The Floyd Mayweather versus Conor McGregor bout was billed as more than a boxing match. Picture: Christopher Katsarov/The Canadian Press via AP

It’s difficult to take this spectacle of orchestrated human depravity seriously, but it is perhaps an accidental reflection of where we are as humanity.
Our world is shaped by the existence of inequality, racism, sexism, greed and the constant desire to pummel the living daylights out of each other for the hell of it. The world has gone mad, there’s no getting around it. 

I mean, Donald Trump is not only in the White House, he’s actively dismantling the furniture. Jacob Zuma miraculously still has a job, and the Mugabes are – yes, still on the iron throne.

Let’s be honest, it’s a weird world of overt violence by the state and active bigotry by its citizenry. For Exhibits 1, 2 and 3 respectively I will point you in the direction of Charlottesville, the coffin assault in South Africa – and a human smorgasbord of hypocrisy, Andile Mngxitama.

The Floyd Mayweather versus Conor McGregor bout was billed as more than a boxing match. Boxing had little to do with it, now that you think about it. It had everything to do with trashy men talking trash as a precursor to punching each other in the face, with expensive boxing gloves.

The fight was set up in a racial context from the very beginning; the successful black professional boxer who somehow became a representative of “the establishment” supported by largely working class blacks and Latinos, versus the white, racist mixed martial arts fighter backed mainly by working-class white males in Europe and the US.  

It's the American “hero” with the billion-dollar smile versus the Irish loudmouth with broken teeth, and what appears to be a permanent concussion. Down to its core, and in the context of the world we live in today, it is black versus white. 

Both men walk away from it with at least $100-million each. Mayweather will reportedly earn about $300-million, taking him into the $1-billion club. That doesn’t mean he is worth $1-billion though.

The fight beat most movies at the box office. According to some reports, the fight earned $2.6-million at 534 theatres which charged fans $40 admission. It’s one helluva marketing exercise.

But what does it mean that we can throw such obscene amounts of money at two men who don’t represent much more than anger, violence and greed? I’m sure they have some redeeming qualities inside them both, and a number of charities, but they’re not exactly trading on family values. 

The worst part is that we all bought into it, becoming overnight boxing experts and commentators, some even suggesting tactics McGregor should apply. The power of social media is miraculous.
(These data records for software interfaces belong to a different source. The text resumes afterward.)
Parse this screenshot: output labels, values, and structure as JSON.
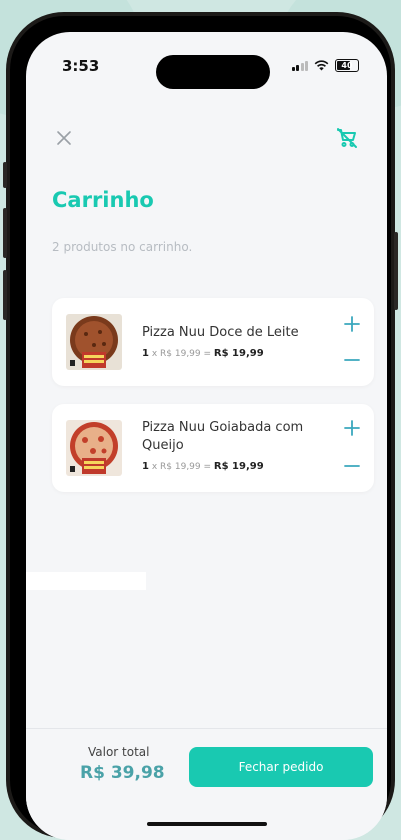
{
  "colors": {
    "accent": "#19c9b1",
    "total": "#4aa2a8",
    "muted": "#b7bcc2"
  },
  "status_bar": {
    "time": "3:53",
    "battery": "40"
  },
  "header": {
    "close_icon": "close-icon",
    "clear_cart_icon": "cart-remove-icon"
  },
  "title": "Carrinho",
  "subtitle": "2 produtos no carrinho.",
  "items": [
    {
      "name": "Pizza Nuu Doce de Leite",
      "qty": "1",
      "unit_price": "x R$ 19,99 =",
      "total": "R$ 19,99",
      "color": "#7a3a1c"
    },
    {
      "name": "Pizza Nuu Goiabada com Queijo",
      "qty": "1",
      "unit_price": "x R$ 19,99 =",
      "total": "R$ 19,99",
      "color": "#c23f2a"
    }
  ],
  "footer": {
    "total_label": "Valor total",
    "total_value": "R$ 39,98",
    "checkout_label": "Fechar pedido"
  }
}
We actually believe our own bullsh*t. 

According to MMA Mad’s website (Yes, I’m quoting an MMA website), from the beginning of fight week to the end of fight week, Mayweather gained 289 225 likes on Facebook, 1 103 364 followers on Instagram and 154 308 followers on Twitter, earning a 4.17% increase across all platforms.

McGregor gained 574 209 likes on Facebook, 1 647 782 followers on Instagram and 366 343 followers on Twitter, earning the Irishman an 8.96% increase in followers.

McGregor gained 1 041 407 more followers than Mayweather during the week's festivities in Las Vegas.

Maybe I’m missing the point and maybe it’s about the athleticism, fitness and the pugilistic struggle between weak and strong. It’s entertainment, it’s show business – which means pretty much anything goes. We set the bar low at Honey Boo Boo. Mayweather and McGregor are there to make money, even if it means sowing hatred in an already tense landscape.

To be fair, there was some sick pleasure in seeing the white racist take a beating from the …oh wait a minute, the woman beater. It’s problematic this, isn’t it? There is no good guy here, and even participating in the spectacle adds legitimacy to it. The only presence of a woman was the beer ambassador.

Over the course of the longest build-up in boxing history, Mayweather often referenced the female body to degrade his opponent. We know the words. McGregor retorted with his own brand of racial stereotyping to rile Mayweather up and no doubt targeting Mayweather’s fan base too.

Every now and again men need to beat each other in the head, to celebrate the privilege of being male all over the world. Motto: We’ll measure the size of our nuclear missiles first, and grab you by the genitals later. 

Maybe I’m just a spoilsport and a hypocrite, because I do love a good game of football, with similar portrayals of masculinity and superiority. Maybe I’ve been doomed from the start. Maybe we all are. 

We cannot seem to shake off our corrupt male leaders who act with impunity, nor can we solve the violence against women and children that is enslaving them all over again. Nothing changes. Not in Angola, not in US or Kenya and certainly not in Zimbabwe. Men will continue to be men, and we will make them trend.

We don’t all have to like what Mayweather and McGregor have done, but we have a right not to participate in it. So, if you’re going to participate in this roadshow can we at least dial down the hate speech? And could they have not taken a pay cut?

* This article first appeared in the African Independent 

 - Adrian Ephraim is the editor of African Independent